The Odéon location closed in 1941 when the Germans came to occupy Paris. But in 1951, the bookstore found a new home on rue de la Bûcherie, when Whitman opened his bookshop there. The structure that houses the bookshop used to be a monastery, and was originally built in the early 1600s. Whitman liked to joke that he was the sole surviving monk of the original monastery.
The impact of Whitman’s shop cannot be understated. It has serviced the literary needs of everyone from Henry Miller to James Baldwin, and thousands more. Whitman said of his vision for the shop: “I created this bookstore like a man would write a novel, building each room like a chapter, and I like people to open the door the way they open a book, a book that leads into a magic world in their imaginations.”
There is a certain sense of magic about the bookstore. (And by Whitman’s own account, it’s not really a bookstore, but rather, a “socialist utopia masquerading as a bookstore.”) The takeaway is different for each visitor. And people travel from all over the world to visit, seeking it out like Indiana Jones on the hunt for the Ark of the Covenant.
The publication of a book about the shop last fall is evidence of the store’s continued, robust popularity. As further evidence, the store’s weekly free literary events are always jam-packed. (A schedule of upcoming events can be viewed here.)
Whitman’s daughter, Sylvia (who was named after Shakespeare’s original progenitor, Sylvia Beach), is currently at the helm of the shop and has ushered it into modernity. Shakespeare now has an adjoining café, and even – joining the ranks of Millennials –an Instagram account, with over 30,000 followers no less.
If a trip to Paris isn’t in the cards for you right now, fear not. You can visit the shop’s online store on their website to buy any book in their inventory. And, they offer worldwide shipping.

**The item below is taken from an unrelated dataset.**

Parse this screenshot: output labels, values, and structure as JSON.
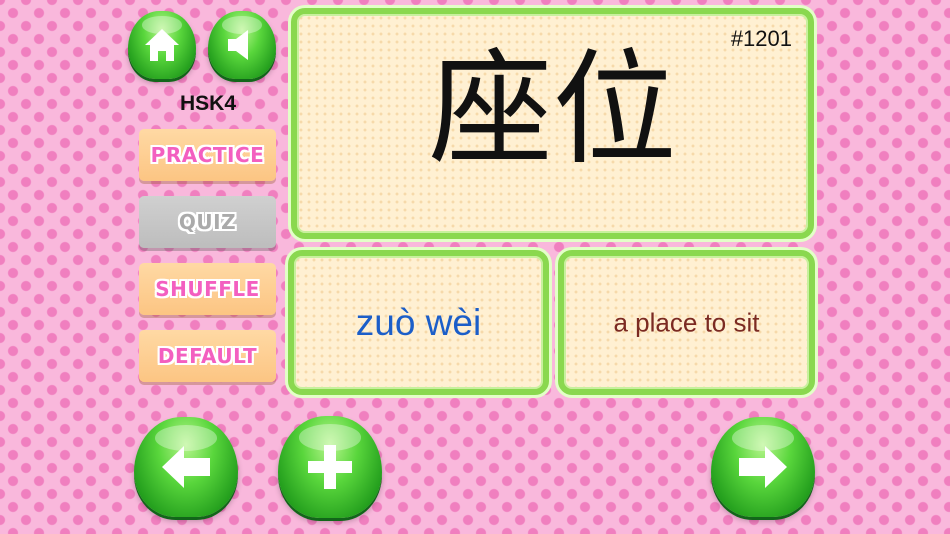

One book worth buying from their online (or physical) store is A History of the Rag & Bone Shop of the Heart. It’s a 384-page compendium of the store and its stories, told by those who love it most. The book includes comicbook-style drawings, beautiful photographs, poetry, excerpts from Whitman’s journals, a foreword by author Jeanette Winterson, a 1966 newspaper clipping from the International Herald Tribune about beatniks in Paris, autobiographies and works of Tumbleweeds (the name for people who live and work in the shop), rare mementos from the shop’s archives, and even film set stills (from Julie Delpy and Ethan Hawke’s Before Sunset).
The tome includes contributions from writers like Anaïs Nin, Allen Ginsberg, Kate Tempest, and more. Also scattered throughout the book (in a way that feels as haphazard as certain nooks and crannies of the store itself) are quotes in large font that take up entire pages, sharing the insightful words of the shop’s biggest – and most famous – fans, like writer James Baldwin.
Huge black lettering boldly declares Baldwin’s words:
“You think your pain and your heartbreak are unprecedented in the history of the world, but then you read. It was books that taught me that the things that tormented me most were the very things that connected me with all the people who were alive, or who had ever been alive.”
Shakespeare & Company continues to be a place for Parisians and visitors alike who, like Baldwin, are looking for connection, comfort, and the satiation that comes with devouring an un-put-down-able book.
Address: 37 Rue de la Bûcherie in the 5th arrondissement.